Admittedly, Matt Flynn hasn’t looked totally sharp this preseason.  That doesn’t always mean much, however.  Flynn apparently is suffering from some sort of elbow issue and I have no doubt was also told to throw to certain people and make certain plays in order to test out another players’ abilities (looking at you, TO).  One could look at this and say that Pete Carroll trusts in Flynn’s ability enough on its own that he can be used to test out the abilities of other players.

If we are going to be using insanely small sample sizes to evaluate a quarterback then it also means we should look at Flynn’s regular season game from last season against the Detroit Lions.  Flynn completed 31 of 44 passes for 480 yards and six touchdowns.  All of that got him a rating of 124.8 which is also fantastic.  It defies logic to look at one quarterback’s numbers and dismiss his competitors simply because you may have a preference.  Anybody that claims Flynn is any worse than Wilson is just ignoring facts when you look at the actual numbers.
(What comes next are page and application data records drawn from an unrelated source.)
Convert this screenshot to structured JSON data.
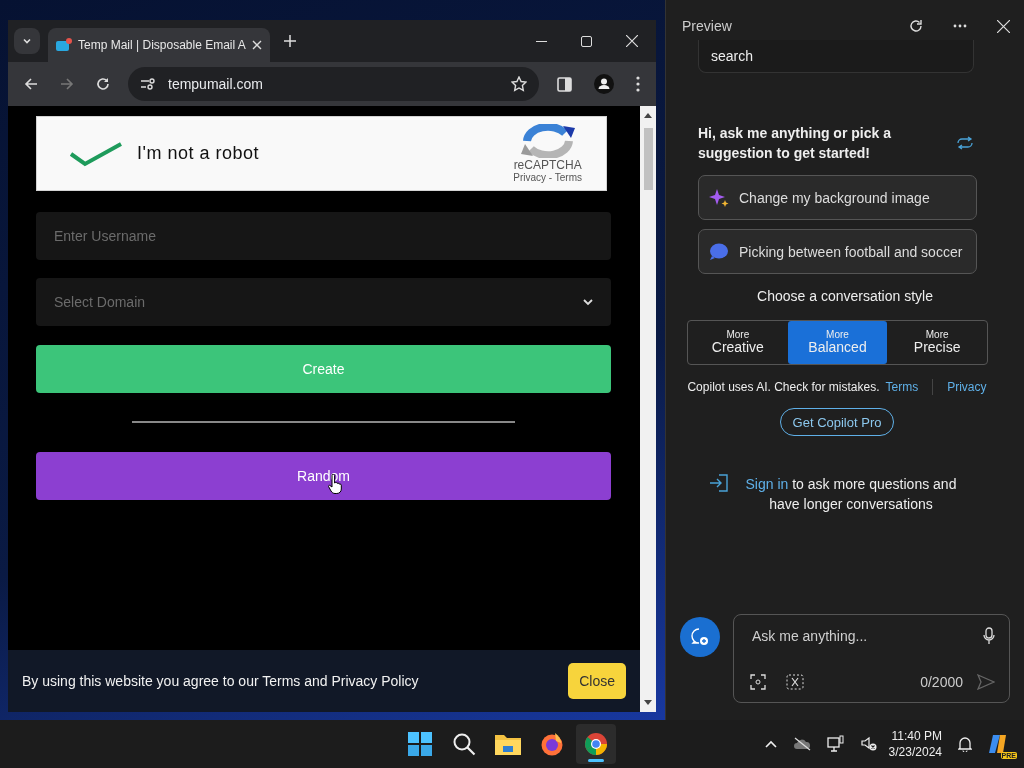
{
  "browser": {
    "tab": {
      "title": "Temp Mail | Disposable Email A"
    },
    "address": "tempumail.com",
    "captcha": {
      "label": "I'm not a robot",
      "checked": true,
      "brand": "reCAPTCHA",
      "links": "Privacy - Terms"
    },
    "username": {
      "placeholder": "Enter Username"
    },
    "domain": {
      "placeholder": "Select Domain"
    },
    "create_button": "Create",
    "random_button": "Random",
    "cookie_banner": {
      "text": "By using this website you agree to our Terms and Privacy Policy",
      "button": "Close"
    }
  },
  "copilot": {
    "title": "Preview",
    "search_value": "search",
    "greeting": "Hi, ask me anything or pick a suggestion to get started!",
    "suggestions": [
      {
        "text": "Change my background image",
        "kind": "sparkle"
      },
      {
        "text": "Picking between football and soccer",
        "kind": "chat"
      }
    ],
    "style_heading": "Choose a conversation style",
    "styles": [
      {
        "small": "More",
        "label": "Creative",
        "selected": false
      },
      {
        "small": "More",
        "label": "Balanced",
        "selected": true
      },
      {
        "small": "More",
        "label": "Precise",
        "selected": false
      }
    ],
    "disclaimer": "Copilot uses AI. Check for mistakes.",
    "terms": "Terms",
    "privacy": "Privacy",
    "pro_button": "Get Copilot Pro",
    "signin_link": "Sign in",
    "signin_text": "to ask more questions and have longer conversations",
    "input": {
      "placeholder": "Ask me anything...",
      "count": "0/2000"
    }
  },
  "taskbar": {
    "apps": [
      {
        "kind": "start",
        "selected": false
      },
      {
        "kind": "search",
        "selected": false
      },
      {
        "kind": "files",
        "selected": false
      },
      {
        "kind": "firefox",
        "selected": false
      },
      {
        "kind": "chrome",
        "selected": true
      }
    ],
    "time": "11:40 PM",
    "date": "3/23/2024",
    "copilot_badge": "PRE"
  }
}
Flynn is not nearly as mobile as Wilson.  He is a pocket passer that controls the game by running through his progressions and taking what is there.  Wilson still has trouble reading defenses (failed to pick up a KC blitz a couple times) but is able to compensate through his mobility.  Compensation and creativity don’t equate to experience and understanding, however.

At this point, I can’t honestly say I know who will start.  I know the Wilson proponents are much more aggressive, vocal, and stubborn, but that doesn’t mean they’re completely rational.  The realization I have come to over the last few days is that I have to have the same trust I’ve had in the past that Pete Carroll will make the best decision.  There is no reason I would second guess him now when I haven’t done so in the past.  I hope that all the other 12th Men realize this as well.  If Flynn gets chosen, I hope all the Wilson supporters get behind the decision. Nothing would make me angrier than hearing a stadium booing Flynn and chanting “Russ-ell” the first tough game Flynn has.  Whoever Carroll chooses, there will be tough games.  I express this concern because of the way talk radio, the papers, and some commentators have been slurping down the kool-aid.  Wilson is the new kid in town and if you believed some you’d think he can walk on water.
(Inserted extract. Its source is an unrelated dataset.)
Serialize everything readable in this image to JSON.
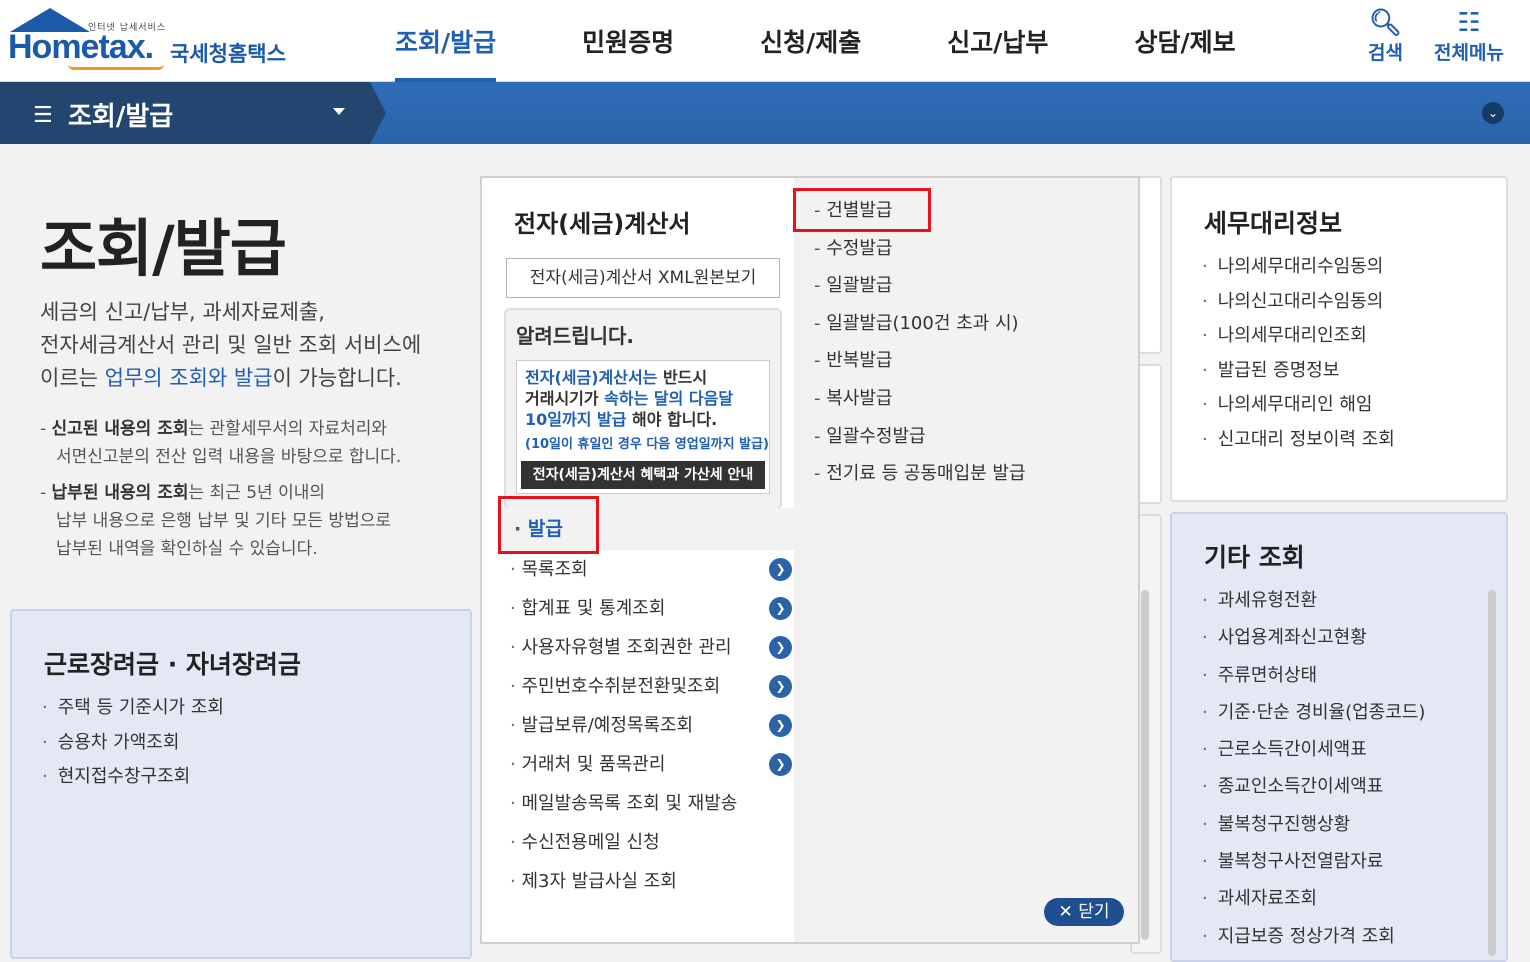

In the end, I suppose, this is just a plea for unity, moderation, rational analysis, and continued faith in the PCJS experiment.  Instinctually, I tend to be very skeptical of over-excited bandwagon riders and their claims, as well as arguments that seem based on a single event or limited data (and there have been a few on this site and in the comments section).  Putting Russell Wilson on a pedestal doesn’t do him any favors either.  Whatever one may think, he still has a long ways to go and is far from becoming the next Steve Young or Drew Brees.  It’s even far too early to claim he is the best quarterback of his draft class.

The way I see it is the Seahawks have a “high-quality” problem.  They have a choice between two good quarterbacks that can lead their teams to victory, albeit in very different ways.  In the next ten days or so, Pete Carroll will make his decision and I hope that the second-guessing is limited and the faith remains alive.  I know I will support whoever starts game one under center.  After all, both options are better than Tarvaris Jackson.